Your instructions:
Your reply must consist of the data below, reproduced character for character.

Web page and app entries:

=== Begin Enclosure ===

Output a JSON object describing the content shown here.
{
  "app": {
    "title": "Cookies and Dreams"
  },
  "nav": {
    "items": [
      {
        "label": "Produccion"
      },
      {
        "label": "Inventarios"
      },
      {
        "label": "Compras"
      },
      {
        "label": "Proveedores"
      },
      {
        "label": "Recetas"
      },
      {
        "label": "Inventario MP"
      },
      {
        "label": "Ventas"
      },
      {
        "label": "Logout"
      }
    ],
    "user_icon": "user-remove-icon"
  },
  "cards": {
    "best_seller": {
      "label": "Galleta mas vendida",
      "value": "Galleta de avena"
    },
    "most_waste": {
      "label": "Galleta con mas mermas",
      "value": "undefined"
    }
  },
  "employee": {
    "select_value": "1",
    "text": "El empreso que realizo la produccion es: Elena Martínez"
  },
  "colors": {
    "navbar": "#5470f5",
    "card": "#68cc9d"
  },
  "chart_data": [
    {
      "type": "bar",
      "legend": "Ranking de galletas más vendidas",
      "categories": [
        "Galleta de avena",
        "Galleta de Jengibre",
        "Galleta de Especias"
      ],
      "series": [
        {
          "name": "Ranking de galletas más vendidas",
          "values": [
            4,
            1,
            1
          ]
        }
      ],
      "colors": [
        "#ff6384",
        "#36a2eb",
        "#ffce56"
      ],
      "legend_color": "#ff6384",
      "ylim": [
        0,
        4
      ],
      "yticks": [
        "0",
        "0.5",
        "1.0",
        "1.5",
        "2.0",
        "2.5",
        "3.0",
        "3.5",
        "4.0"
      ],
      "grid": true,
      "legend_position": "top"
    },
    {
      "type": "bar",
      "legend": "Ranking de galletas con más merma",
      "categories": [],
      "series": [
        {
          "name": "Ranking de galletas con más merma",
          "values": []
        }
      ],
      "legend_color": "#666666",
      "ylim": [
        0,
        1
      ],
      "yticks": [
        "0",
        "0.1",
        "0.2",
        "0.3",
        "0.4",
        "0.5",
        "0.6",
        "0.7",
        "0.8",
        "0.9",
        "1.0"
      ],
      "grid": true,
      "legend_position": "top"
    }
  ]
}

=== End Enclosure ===

Answer section:
Output a JSON object describing the content shown here.
{
  "app": {
    "title": "Cookies and Dreams"
  },
  "nav": {
    "items": [
      {
        "label": "Produccion"
      },
      {
        "label": "Inventarios"
      },
      {
        "label": "Compras"
      },
      {
        "label": "Proveedores"
      },
      {
        "label": "Recetas"
      },
      {
        "label": "Inventario MP"
      },
      {
        "label": "Ventas"
      },
      {
        "label": "Logout"
      }
    ],
    "user_icon": "user-remove-icon"
  },
  "cards": {
    "best_seller": {
      "label": "Galleta mas vendida",
      "value": "Galleta de avena"
    },
    "most_waste": {
      "label": "Galleta con mas mermas",
      "value": "undefined"
    }
  },
  "employee": {
    "select_value": "1",
    "text": "El empreso que realizo la produccion es: Elena Martínez"
  },
  "colors": {
    "navbar": "#5470f5",
    "card": "#68cc9d"
  },
  "chart_data": [
    {
      "type": "bar",
      "legend": "Ranking de galletas más vendidas",
      "categories": [
        "Galleta de avena",
        "Galleta de Jengibre",
        "Galleta de Especias"
      ],
      "series": [
        {
          "name": "Ranking de galletas más vendidas",
          "values": [
            4,
            1,
            1
          ]
        }
      ],
      "colors": [
        "#ff6384",
        "#36a2eb",
        "#ffce56"
      ],
      "legend_color": "#ff6384",
      "ylim": [
        0,
        4
      ],
      "yticks": [
        "0",
        "0.5",
        "1.0",
        "1.5",
        "2.0",
        "2.5",
        "3.0",
        "3.5",
        "4.0"
      ],
      "grid": true,
      "legend_position": "top"
    },
    {
      "type": "bar",
      "legend": "Ranking de galletas con más merma",
      "categories": [],
      "series": [
        {
          "name": "Ranking de galletas con más merma",
          "values": []
        }
      ],
      "legend_color": "#666666",
      "ylim": [
        0,
        1
      ],
      "yticks": [
        "0",
        "0.1",
        "0.2",
        "0.3",
        "0.4",
        "0.5",
        "0.6",
        "0.7",
        "0.8",
        "0.9",
        "1.0"
      ],
      "grid": true,
      "legend_position": "top"
    }
  ]
}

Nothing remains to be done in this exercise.